The entries that follow should be duplicated in full, without a single alteration.

### [Data supplied]
....................

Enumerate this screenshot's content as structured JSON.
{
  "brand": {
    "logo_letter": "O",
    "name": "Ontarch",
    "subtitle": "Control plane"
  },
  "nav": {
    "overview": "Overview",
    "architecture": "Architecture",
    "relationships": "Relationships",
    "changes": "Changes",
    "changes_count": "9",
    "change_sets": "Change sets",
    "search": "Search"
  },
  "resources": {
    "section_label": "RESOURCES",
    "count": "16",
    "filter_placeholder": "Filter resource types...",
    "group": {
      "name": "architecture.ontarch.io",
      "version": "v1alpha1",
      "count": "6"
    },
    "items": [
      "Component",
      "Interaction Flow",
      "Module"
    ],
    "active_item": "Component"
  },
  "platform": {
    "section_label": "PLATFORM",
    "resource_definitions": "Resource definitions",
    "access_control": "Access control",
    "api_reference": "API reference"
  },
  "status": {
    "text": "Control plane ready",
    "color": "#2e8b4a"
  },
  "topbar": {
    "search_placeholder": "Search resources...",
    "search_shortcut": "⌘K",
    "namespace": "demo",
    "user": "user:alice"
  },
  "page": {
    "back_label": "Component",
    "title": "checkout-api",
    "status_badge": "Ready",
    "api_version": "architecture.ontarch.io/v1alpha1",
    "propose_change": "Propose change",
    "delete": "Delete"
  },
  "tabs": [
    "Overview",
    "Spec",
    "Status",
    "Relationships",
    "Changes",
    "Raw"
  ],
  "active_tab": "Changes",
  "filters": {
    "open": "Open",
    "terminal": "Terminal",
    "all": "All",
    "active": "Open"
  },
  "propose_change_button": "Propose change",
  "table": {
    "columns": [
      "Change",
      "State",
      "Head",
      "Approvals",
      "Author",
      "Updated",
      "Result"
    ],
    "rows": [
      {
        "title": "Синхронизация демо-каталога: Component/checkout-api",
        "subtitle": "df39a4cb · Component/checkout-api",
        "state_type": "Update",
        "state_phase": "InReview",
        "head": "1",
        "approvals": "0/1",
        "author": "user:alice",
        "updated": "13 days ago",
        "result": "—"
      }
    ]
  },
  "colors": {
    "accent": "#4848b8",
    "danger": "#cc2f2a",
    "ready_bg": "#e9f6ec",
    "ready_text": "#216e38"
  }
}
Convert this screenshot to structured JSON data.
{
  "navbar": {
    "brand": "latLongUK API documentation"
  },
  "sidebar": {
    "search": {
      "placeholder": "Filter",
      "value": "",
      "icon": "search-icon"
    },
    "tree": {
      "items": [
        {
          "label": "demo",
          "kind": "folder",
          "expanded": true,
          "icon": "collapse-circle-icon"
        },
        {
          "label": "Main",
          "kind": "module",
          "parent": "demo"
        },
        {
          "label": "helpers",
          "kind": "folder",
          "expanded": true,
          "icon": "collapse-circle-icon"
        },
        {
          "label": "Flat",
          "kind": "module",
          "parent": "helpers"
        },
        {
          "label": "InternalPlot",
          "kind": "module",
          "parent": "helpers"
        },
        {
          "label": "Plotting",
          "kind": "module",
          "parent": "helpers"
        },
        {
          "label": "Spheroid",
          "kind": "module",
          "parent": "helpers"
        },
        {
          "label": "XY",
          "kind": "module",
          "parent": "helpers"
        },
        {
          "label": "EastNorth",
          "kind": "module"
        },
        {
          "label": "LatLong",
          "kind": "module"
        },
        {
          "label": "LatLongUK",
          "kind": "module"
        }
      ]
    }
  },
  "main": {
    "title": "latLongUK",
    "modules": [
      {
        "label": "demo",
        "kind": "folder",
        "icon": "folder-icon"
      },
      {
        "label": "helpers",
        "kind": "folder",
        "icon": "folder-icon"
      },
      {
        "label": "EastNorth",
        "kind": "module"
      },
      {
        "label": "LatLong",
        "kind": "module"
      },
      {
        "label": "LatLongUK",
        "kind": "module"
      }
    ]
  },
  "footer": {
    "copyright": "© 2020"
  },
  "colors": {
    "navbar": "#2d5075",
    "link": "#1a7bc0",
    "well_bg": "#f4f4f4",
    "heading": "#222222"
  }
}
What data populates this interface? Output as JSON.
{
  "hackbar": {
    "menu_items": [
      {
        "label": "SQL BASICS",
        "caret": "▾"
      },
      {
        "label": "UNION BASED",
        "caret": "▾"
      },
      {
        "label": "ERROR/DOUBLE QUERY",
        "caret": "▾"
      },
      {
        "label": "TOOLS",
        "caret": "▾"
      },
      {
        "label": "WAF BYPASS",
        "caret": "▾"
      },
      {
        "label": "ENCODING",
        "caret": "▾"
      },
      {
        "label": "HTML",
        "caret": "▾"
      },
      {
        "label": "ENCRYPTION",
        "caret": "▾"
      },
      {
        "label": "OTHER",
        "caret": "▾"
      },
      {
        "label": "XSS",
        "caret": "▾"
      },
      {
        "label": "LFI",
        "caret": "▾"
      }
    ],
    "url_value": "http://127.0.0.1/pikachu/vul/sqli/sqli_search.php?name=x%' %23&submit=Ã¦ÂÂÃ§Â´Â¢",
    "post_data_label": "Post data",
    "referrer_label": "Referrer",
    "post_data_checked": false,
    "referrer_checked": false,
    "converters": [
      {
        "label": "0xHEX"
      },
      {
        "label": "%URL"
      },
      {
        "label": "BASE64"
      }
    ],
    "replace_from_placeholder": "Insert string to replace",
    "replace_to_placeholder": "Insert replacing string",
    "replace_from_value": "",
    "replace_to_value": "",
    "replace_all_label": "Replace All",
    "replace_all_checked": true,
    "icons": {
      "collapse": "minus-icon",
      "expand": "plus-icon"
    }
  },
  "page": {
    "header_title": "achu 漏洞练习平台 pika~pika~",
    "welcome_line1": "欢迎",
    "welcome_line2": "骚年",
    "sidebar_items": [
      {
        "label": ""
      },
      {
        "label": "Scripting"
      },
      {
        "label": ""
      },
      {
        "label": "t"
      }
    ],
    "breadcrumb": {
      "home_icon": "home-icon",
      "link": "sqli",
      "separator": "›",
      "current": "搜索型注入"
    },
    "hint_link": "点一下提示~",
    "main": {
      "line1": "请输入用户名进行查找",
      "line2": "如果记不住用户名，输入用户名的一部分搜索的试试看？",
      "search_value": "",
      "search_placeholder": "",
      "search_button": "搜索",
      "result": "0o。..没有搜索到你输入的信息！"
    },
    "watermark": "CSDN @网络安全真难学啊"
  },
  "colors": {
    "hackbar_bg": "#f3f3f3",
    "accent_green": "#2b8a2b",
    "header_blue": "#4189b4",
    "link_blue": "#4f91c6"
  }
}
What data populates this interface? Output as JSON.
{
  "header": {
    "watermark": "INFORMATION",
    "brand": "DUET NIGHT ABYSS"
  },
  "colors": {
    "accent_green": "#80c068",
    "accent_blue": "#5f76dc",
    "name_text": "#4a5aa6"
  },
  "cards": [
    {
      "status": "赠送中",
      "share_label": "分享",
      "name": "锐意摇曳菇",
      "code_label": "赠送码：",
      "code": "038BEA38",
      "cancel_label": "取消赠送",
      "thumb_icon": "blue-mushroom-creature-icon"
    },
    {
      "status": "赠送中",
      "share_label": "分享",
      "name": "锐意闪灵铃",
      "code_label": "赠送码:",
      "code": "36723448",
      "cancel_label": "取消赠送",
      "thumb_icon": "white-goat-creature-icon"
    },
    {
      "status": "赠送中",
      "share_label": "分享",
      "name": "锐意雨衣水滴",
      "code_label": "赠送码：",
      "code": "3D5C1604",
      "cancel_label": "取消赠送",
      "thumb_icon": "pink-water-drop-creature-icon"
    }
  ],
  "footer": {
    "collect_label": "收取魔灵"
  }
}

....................

### [Exercise output]
Enumerate this screenshot's content as structured JSON.
{
  "brand": {
    "logo_letter": "O",
    "name": "Ontarch",
    "subtitle": "Control plane"
  },
  "nav": {
    "overview": "Overview",
    "architecture": "Architecture",
    "relationships": "Relationships",
    "changes": "Changes",
    "changes_count": "9",
    "change_sets": "Change sets",
    "search": "Search"
  },
  "resources": {
    "section_label": "RESOURCES",
    "count": "16",
    "filter_placeholder": "Filter resource types...",
    "group": {
      "name": "architecture.ontarch.io",
      "version": "v1alpha1",
      "count": "6"
    },
    "items": [
      "Component",
      "Interaction Flow",
      "Module"
    ],
    "active_item": "Component"
  },
  "platform": {
    "section_label": "PLATFORM",
    "resource_definitions": "Resource definitions",
    "access_control": "Access control",
    "api_reference": "API reference"
  },
  "status": {
    "text": "Control plane ready",
    "color": "#2e8b4a"
  },
  "topbar": {
    "search_placeholder": "Search resources...",
    "search_shortcut": "⌘K",
    "namespace": "demo",
    "user": "user:alice"
  },
  "page": {
    "back_label": "Component",
    "title": "checkout-api",
    "status_badge": "Ready",
    "api_version": "architecture.ontarch.io/v1alpha1",
    "propose_change": "Propose change",
    "delete": "Delete"
  },
  "tabs": [
    "Overview",
    "Spec",
    "Status",
    "Relationships",
    "Changes",
    "Raw"
  ],
  "active_tab": "Changes",
  "filters": {
    "open": "Open",
    "terminal": "Terminal",
    "all": "All",
    "active": "Open"
  },
  "propose_change_button": "Propose change",
  "table": {
    "columns": [
      "Change",
      "State",
      "Head",
      "Approvals",
      "Author",
      "Updated",
      "Result"
    ],
    "rows": [
      {
        "title": "Синхронизация демо-каталога: Component/checkout-api",
        "subtitle": "df39a4cb · Component/checkout-api",
        "state_type": "Update",
        "state_phase": "InReview",
        "head": "1",
        "approvals": "0/1",
        "author": "user:alice",
        "updated": "13 days ago",
        "result": "—"
      }
    ]
  },
  "colors": {
    "accent": "#4848b8",
    "danger": "#cc2f2a",
    "ready_bg": "#e9f6ec",
    "ready_text": "#216e38"
  }
}
Convert this screenshot to structured JSON data.
{
  "navbar": {
    "brand": "latLongUK API documentation"
  },
  "sidebar": {
    "search": {
      "placeholder": "Filter",
      "value": "",
      "icon": "search-icon"
    },
    "tree": {
      "items": [
        {
          "label": "demo",
          "kind": "folder",
          "expanded": true,
          "icon": "collapse-circle-icon"
        },
        {
          "label": "Main",
          "kind": "module",
          "parent": "demo"
        },
        {
          "label": "helpers",
          "kind": "folder",
          "expanded": true,
          "icon": "collapse-circle-icon"
        },
        {
          "label": "Flat",
          "kind": "module",
          "parent": "helpers"
        },
        {
          "label": "InternalPlot",
          "kind": "module",
          "parent": "helpers"
        },
        {
          "label": "Plotting",
          "kind": "module",
          "parent": "helpers"
        },
        {
          "label": "Spheroid",
          "kind": "module",
          "parent": "helpers"
        },
        {
          "label": "XY",
          "kind": "module",
          "parent": "helpers"
        },
        {
          "label": "EastNorth",
          "kind": "module"
        },
        {
          "label": "LatLong",
          "kind": "module"
        },
        {
          "label": "LatLongUK",
          "kind": "module"
        }
      ]
    }
  },
  "main": {
    "title": "latLongUK",
    "modules": [
      {
        "label": "demo",
        "kind": "folder",
        "icon": "folder-icon"
      },
      {
        "label": "helpers",
        "kind": "folder",
        "icon": "folder-icon"
      },
      {
        "label": "EastNorth",
        "kind": "module"
      },
      {
        "label": "LatLong",
        "kind": "module"
      },
      {
        "label": "LatLongUK",
        "kind": "module"
      }
    ]
  },
  "footer": {
    "copyright": "© 2020"
  },
  "colors": {
    "navbar": "#2d5075",
    "link": "#1a7bc0",
    "well_bg": "#f4f4f4",
    "heading": "#222222"
  }
}
What data populates this interface? Output as JSON.
{
  "hackbar": {
    "menu_items": [
      {
        "label": "SQL BASICS",
        "caret": "▾"
      },
      {
        "label": "UNION BASED",
        "caret": "▾"
      },
      {
        "label": "ERROR/DOUBLE QUERY",
        "caret": "▾"
      },
      {
        "label": "TOOLS",
        "caret": "▾"
      },
      {
        "label": "WAF BYPASS",
        "caret": "▾"
      },
      {
        "label": "ENCODING",
        "caret": "▾"
      },
      {
        "label": "HTML",
        "caret": "▾"
      },
      {
        "label": "ENCRYPTION",
        "caret": "▾"
      },
      {
        "label": "OTHER",
        "caret": "▾"
      },
      {
        "label": "XSS",
        "caret": "▾"
      },
      {
        "label": "LFI",
        "caret": "▾"
      }
    ],
    "url_value": "http://127.0.0.1/pikachu/vul/sqli/sqli_search.php?name=x%' %23&submit=Ã¦ÂÂÃ§Â´Â¢",
    "post_data_label": "Post data",
    "referrer_label": "Referrer",
    "post_data_checked": false,
    "referrer_checked": false,
    "converters": [
      {
        "label": "0xHEX"
      },
      {
        "label": "%URL"
      },
      {
        "label": "BASE64"
      }
    ],
    "replace_from_placeholder": "Insert string to replace",
    "replace_to_placeholder": "Insert replacing string",
    "replace_from_value": "",
    "replace_to_value": "",
    "replace_all_label": "Replace All",
    "replace_all_checked": true,
    "icons": {
      "collapse": "minus-icon",
      "expand": "plus-icon"
    }
  },
  "page": {
    "header_title": "achu 漏洞练习平台 pika~pika~",
    "welcome_line1": "欢迎",
    "welcome_line2": "骚年",
    "sidebar_items": [
      {
        "label": ""
      },
      {
        "label": "Scripting"
      },
      {
        "label": ""
      },
      {
        "label": "t"
      }
    ],
    "breadcrumb": {
      "home_icon": "home-icon",
      "link": "sqli",
      "separator": "›",
      "current": "搜索型注入"
    },
    "hint_link": "点一下提示~",
    "main": {
      "line1": "请输入用户名进行查找",
      "line2": "如果记不住用户名，输入用户名的一部分搜索的试试看？",
      "search_value": "",
      "search_placeholder": "",
      "search_button": "搜索",
      "result": "0o。..没有搜索到你输入的信息！"
    },
    "watermark": "CSDN @网络安全真难学啊"
  },
  "colors": {
    "hackbar_bg": "#f3f3f3",
    "accent_green": "#2b8a2b",
    "header_blue": "#4189b4",
    "link_blue": "#4f91c6"
  }
}
What data populates this interface? Output as JSON.
{
  "header": {
    "watermark": "INFORMATION",
    "brand": "DUET NIGHT ABYSS"
  },
  "colors": {
    "accent_green": "#80c068",
    "accent_blue": "#5f76dc",
    "name_text": "#4a5aa6"
  },
  "cards": [
    {
      "status": "赠送中",
      "share_label": "分享",
      "name": "锐意摇曳菇",
      "code_label": "赠送码：",
      "code": "038BEA38",
      "cancel_label": "取消赠送",
      "thumb_icon": "blue-mushroom-creature-icon"
    },
    {
      "status": "赠送中",
      "share_label": "分享",
      "name": "锐意闪灵铃",
      "code_label": "赠送码:",
      "code": "36723448",
      "cancel_label": "取消赠送",
      "thumb_icon": "white-goat-creature-icon"
    },
    {
      "status": "赠送中",
      "share_label": "分享",
      "name": "锐意雨衣水滴",
      "code_label": "赠送码：",
      "code": "3D5C1604",
      "cancel_label": "取消赠送",
      "thumb_icon": "pink-water-drop-creature-icon"
    }
  ],
  "footer": {
    "collect_label": "收取魔灵"
  }
}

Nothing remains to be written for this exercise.